Non-profit organizations develop low cost guerrilla marketing strategies in order to define their mission and boost the bottom line. Guerrilla marketers leverage bright ideas and hard work into cash flow from donors using combinations of research, technology and media. They foster relationships with donors in order to inspire trust insure long term success.

Non-profits focus their marketing strategy on their mission. Guerrilla non-profit marketers distill their message to it's essence to quickly and effectively communicate a mission statement to a well defined target audience. Successful non-profit marketers seek to take a leading position in their niche, owning the category. Focusing on a niche brings credibility, helps build an audience and separates a non-profit from the competition. Non-profits focus their marketing on a niche to build skills in their category, and improve the overall performance of the organization.

Non-profits conduct primary research in their niche to better serve their mission. They invest time and energy studying the people they want to reach. Knowledge gained from conducting original research delivers manifold benefits to the non-profit. Research helps define overall marketing strategy. Listening to constituents provides feedback that focuses the purpose of the non-profit and delivers a real-time picture of the current state of the organization. The best media choices and marketing mix come into focus based on what actually works. Non-profits conducting their own research gain insight into which programs and products set them apart from their competition.

Guerrilla non-profit marketers work to expand their relationships with their current donors. While it is important to attract new donors, the cost of doing business with current donors is less. Guerrilla non-profits stay in touch with donors and build trusting relationships with them, delivering the message that they have their best interests in mind. Financial information on the non-profit is shared with donors, instilling confidence. They are encouraged to feel personal fulfillment from their involvement with the non-profit organization. The goal is to increase donations while spending less on marketing.

Non-profit guerrilla marketers are tech savvy, embracing digital technologies in implementing marketing strategies. The message of the non-profit is condensed into an easy to understand meme that can be grasped instantly and passed on. The meme is tweeted, used in Facebook updates and incorporated into the overall marketing program. Contacts made in social media environments are channeled to the non-profit blog, website, or other digital location including a call to action.

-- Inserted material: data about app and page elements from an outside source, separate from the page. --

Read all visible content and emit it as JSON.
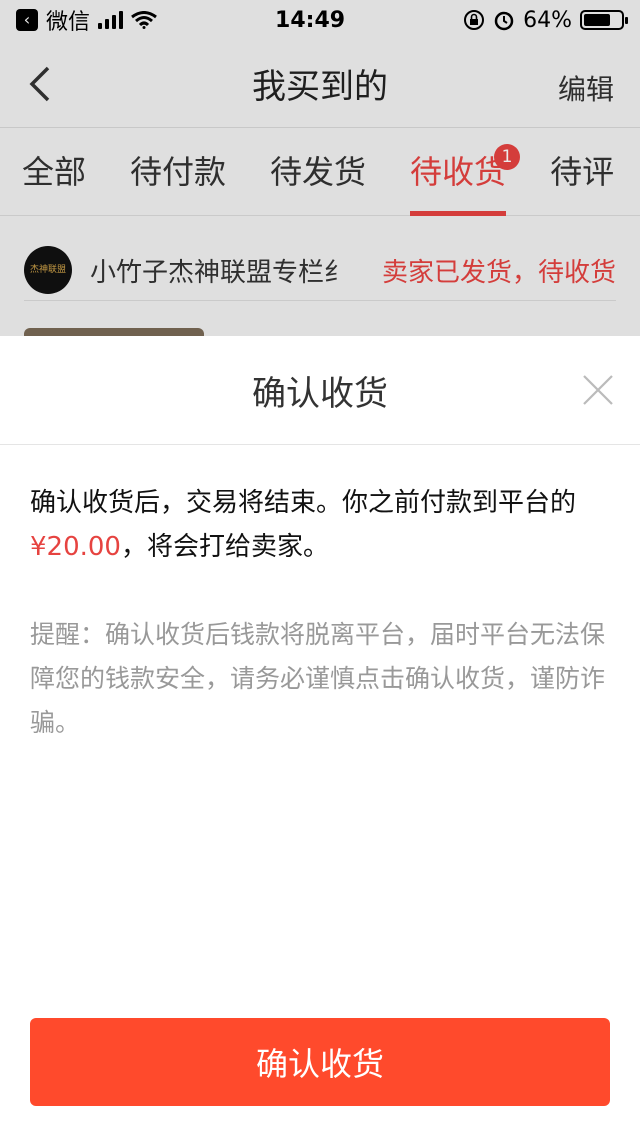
{
  "status_bar": {
    "back_app": "微信",
    "time": "14:49",
    "battery": "64%"
  },
  "nav": {
    "title": "我买到的",
    "edit": "编辑"
  },
  "tabs": [
    {
      "label": "全部"
    },
    {
      "label": "待付款"
    },
    {
      "label": "待发货"
    },
    {
      "label": "待收货",
      "badge": "1"
    },
    {
      "label": "待评"
    }
  ],
  "order": {
    "shop_logo_text": "杰神联盟",
    "shop_name": "小竹子杰神联盟专栏纟",
    "status": "卖家已发货，待收货"
  },
  "dialog": {
    "title": "确认收货",
    "message_part1": "确认收货后，交易将结束。你之前付款到平台的",
    "price": "¥20.00",
    "message_part2": "，将会打给卖家。",
    "reminder": "提醒：确认收货后钱款将脱离平台，届时平台无法保障您的钱款安全，请务必谨慎点击确认收货，谨防诈骗。",
    "confirm_label": "确认收货"
  },
  "colors": {
    "accent": "#e64340",
    "confirm_button": "#ff4a2c"
  },
  "icons": {
    "back": "chevron-left-icon",
    "close": "close-icon",
    "wifi": "wifi-icon",
    "signal": "signal-icon",
    "battery": "battery-icon",
    "alarm": "alarm-icon",
    "rotation_lock": "rotation-lock-icon"
  }
}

Online content is formatted so that it is easy to share, with social bookmark tabs and video embed codes included in posts.

Steve Lafler
Manx Media Custom TShirt Printing

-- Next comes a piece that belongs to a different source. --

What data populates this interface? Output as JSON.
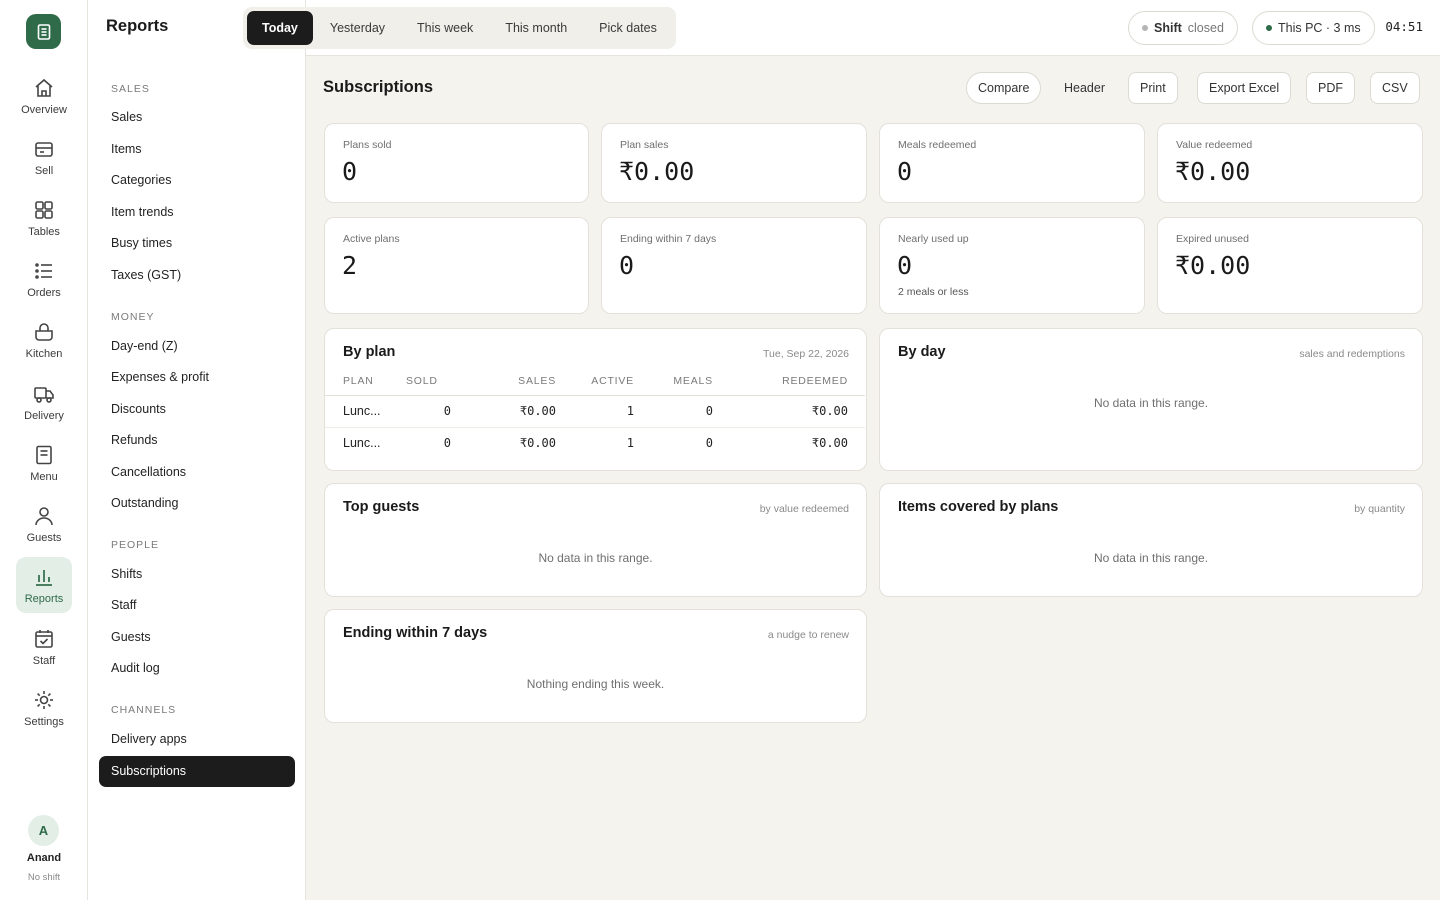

Wednesday, September 05, 2012

Mobile Marketing for T-Shirt Geeks

There are now more mobile phones than people in the United States, with Smartphones in the hands of more than 50% of mobile users. I've been looking at articles from the NY Times, Forbes and Inc, and they all report that mobile advertising and marketing is growing, uh, wicked fast.

I'm no expert on mobile marketing, but clearly it's time for custom T-Shirt printers (hey, that's me!) to add mobile to our marketing mix.

How are we gonna do that? Well, I'll take the easy way out and refer readers to some slick guys in Australia, Oz Promo TShirts, who've put in the work and have posted a darn good article about Mobile Marketing for Custom T-Shirt Printers. I note that most of their comments apply to small business as a whole.

Turns out we're shifting to making tools now (apps), not websites, to aid our marketing efforts.

Steve Lafler